Valuing Your Estate
Asset valuations are an important part of estate planning. The value of cash and investment accounts is readily available. But valuing less marketable assets — such as fractional interests in real estate, private business interests, stock options and patents — requires input from a credentialed appraisal professional.
Often these assets are subject to discounts for lack of control and marketability that only a qualified valuation pro knows how to quantify. If your estate includes these assets, you may need to hire a valuator to prepare a written appraisal to support gift and estate tax returns.
It’s important to monitor the value of your estate before you die. Determining the value of the individual components also can help ensure that your asset allocations to family members are equitable — and that you’re not favoring one heir over another.
Asset values also fluctuate over time. So update appraisals regularly to ensure your estate plan continues to make sense.
Beware of State Death Taxes
Quite a few states impose estate or inheritance tax at a lower threshold than the federal government does. So it’s important to understand the rules in your state to avoid an unexpected tax liability or other unintended consequences of an asset transfer.
For example, in New York, the state estate tax exemption is $1 million per individual. Any assets transferred beyond the exemption are subject to an estate tax of up to 16 percent. Suppose a wealthy New York couple died in 2013, leaving their estate worth $10 million to their children. They would incur no federal estate tax (assuming they had not used any of their unified federal gift and estate tax exemptions during their lives). But the couple’s estate would owe state-levelestate taxes on $8 million — the amount that the taxable estate exceeded the state exemption.
Charities provide another outlet for sharing your wealth — and direct bequests to charities can also reduce your estate tax bill. Moreover, qualified charitable donations made during your lifetime generally qualify for income tax deductions.
You can create trusts to achieve your philanthropic objectives, while also minimizing taxes. For example, a charitable remainder trust (CRT) pays income to your beneficiaries for a prescribed time. At the end of that period, the remaining trust assets pass to your favorite charitable organization(s).
Alternatively, you might prefer a trust do the reverse — provide an income for a favorite charity over a set period, with the remainder passing to your beneficiaries after the trust expires. In that case, you need a charitable lead trust (CLT).

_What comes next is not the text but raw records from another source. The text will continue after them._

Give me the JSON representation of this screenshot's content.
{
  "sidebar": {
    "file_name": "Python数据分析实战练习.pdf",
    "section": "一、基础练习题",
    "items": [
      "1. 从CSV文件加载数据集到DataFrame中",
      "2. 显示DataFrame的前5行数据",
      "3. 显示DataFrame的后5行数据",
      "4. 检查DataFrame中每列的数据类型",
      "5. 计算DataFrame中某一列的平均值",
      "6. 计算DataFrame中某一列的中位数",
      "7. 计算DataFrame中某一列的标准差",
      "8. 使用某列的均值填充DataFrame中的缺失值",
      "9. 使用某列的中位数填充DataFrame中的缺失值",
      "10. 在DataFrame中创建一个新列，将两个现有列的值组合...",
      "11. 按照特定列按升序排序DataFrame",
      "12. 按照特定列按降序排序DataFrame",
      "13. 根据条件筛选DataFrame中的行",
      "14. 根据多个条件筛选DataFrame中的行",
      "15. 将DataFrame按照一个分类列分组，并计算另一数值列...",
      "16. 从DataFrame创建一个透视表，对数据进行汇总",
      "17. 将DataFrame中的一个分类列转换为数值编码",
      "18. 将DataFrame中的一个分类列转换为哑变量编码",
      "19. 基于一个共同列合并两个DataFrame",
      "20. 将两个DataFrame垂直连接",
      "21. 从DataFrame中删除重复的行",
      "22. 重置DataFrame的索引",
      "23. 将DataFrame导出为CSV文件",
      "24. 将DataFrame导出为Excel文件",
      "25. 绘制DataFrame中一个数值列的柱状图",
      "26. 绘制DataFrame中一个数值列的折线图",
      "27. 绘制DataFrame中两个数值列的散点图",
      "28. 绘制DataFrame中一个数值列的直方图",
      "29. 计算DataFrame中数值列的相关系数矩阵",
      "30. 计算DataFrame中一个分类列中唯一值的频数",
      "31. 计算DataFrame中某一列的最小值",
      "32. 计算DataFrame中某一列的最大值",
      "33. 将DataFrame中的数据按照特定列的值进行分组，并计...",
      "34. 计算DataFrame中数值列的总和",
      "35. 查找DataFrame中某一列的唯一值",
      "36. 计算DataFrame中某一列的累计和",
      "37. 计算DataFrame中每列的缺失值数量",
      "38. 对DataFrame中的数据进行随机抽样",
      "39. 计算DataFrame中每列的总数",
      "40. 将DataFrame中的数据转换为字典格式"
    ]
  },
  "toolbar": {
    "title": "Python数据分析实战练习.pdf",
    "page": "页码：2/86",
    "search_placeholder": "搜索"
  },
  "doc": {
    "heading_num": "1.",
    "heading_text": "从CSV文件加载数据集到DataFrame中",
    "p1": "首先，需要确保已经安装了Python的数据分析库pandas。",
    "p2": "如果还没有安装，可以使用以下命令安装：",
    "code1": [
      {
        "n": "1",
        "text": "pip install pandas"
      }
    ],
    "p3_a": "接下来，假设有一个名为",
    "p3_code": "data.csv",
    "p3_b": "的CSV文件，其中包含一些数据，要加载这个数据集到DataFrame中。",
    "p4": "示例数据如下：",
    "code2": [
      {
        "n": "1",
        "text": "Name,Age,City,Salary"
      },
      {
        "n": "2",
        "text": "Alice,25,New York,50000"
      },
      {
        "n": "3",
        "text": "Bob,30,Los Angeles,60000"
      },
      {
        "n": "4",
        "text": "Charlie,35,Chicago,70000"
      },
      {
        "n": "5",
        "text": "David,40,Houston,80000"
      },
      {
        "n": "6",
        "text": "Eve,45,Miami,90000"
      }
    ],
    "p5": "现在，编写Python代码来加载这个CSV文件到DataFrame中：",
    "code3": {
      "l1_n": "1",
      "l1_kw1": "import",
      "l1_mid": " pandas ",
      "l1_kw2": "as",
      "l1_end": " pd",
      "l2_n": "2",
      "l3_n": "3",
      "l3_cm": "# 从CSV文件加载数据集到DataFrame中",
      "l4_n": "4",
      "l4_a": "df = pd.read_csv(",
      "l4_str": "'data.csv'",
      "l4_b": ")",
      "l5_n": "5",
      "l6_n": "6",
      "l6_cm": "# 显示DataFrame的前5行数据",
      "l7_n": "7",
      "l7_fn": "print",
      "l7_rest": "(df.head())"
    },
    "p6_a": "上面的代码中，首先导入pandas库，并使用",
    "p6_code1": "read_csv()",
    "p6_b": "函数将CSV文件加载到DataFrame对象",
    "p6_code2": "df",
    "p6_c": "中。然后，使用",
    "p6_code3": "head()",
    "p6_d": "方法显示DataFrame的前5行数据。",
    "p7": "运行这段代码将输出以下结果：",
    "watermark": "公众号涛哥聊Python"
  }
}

Seek Professional Advice
Estate planning is an ongoing process with many options and nuances. Congress could pass estate tax law changes in the future that would alter the current exemptions and tax rates — or even repeal the estate tax altogether. So it’s important to be prepared for a variety of scenarios. Consult with your estate planning adviser who is familiar with the laws in your particular state.